The invaluable frozen tissue collection was packed with dry ice and carefully moved into the New Burke.
Washington state's first dinosaur fossil is the last object to move from the former Burke Museum and into the New Burke.
Tribal leaders returned to the Burke to offer a second cedar brushing ceremony as we near the end of the move.
Burke Museum paleontologists continue work on the rare T. rex skull, recently finding that all jaw and skull bones are there.
The Burke Museum’s pivoting window wall is a massive, human-powered architectural feature that will open the café space to the outdoors.
They've made many trips to the Burke Museum to see the T. rex this past year and formed a special friendship with the fossil preparators along the way.
Where is the missing “U”? We’re so glad you asked!
The first of two new signs was installed at the New Burke earlier today!
A specimen from a tree that once stood on the site of the new Burke Museum is the first object to be moved into the new building.

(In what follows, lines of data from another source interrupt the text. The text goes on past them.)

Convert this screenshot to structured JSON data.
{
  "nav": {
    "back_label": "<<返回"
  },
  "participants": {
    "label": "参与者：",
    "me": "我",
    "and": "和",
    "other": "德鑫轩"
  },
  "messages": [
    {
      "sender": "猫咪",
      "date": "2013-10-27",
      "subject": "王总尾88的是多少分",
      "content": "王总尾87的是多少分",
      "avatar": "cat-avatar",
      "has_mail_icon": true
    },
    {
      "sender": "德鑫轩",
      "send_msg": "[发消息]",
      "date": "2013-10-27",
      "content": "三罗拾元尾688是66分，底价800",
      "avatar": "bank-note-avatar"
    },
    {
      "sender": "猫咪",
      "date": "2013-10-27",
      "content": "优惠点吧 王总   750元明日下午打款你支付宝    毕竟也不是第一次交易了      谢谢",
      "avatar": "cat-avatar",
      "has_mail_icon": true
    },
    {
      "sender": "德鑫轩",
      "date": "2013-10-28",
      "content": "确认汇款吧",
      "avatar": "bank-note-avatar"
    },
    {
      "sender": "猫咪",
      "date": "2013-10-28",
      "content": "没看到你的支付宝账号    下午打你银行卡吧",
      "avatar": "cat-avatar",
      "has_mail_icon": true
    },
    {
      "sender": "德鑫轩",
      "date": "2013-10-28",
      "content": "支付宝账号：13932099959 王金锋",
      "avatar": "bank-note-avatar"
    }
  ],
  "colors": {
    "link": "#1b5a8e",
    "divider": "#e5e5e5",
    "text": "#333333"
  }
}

The Burke Museum has commissioned a Coast Salish art piece for the lobby of the New Burke.
Less than two years later after the New Burke’s official groundbreaking, construction on the New Burke building is complete!
Thousands of native Northwest plants are going in on the north, west and south sides of the New Burke.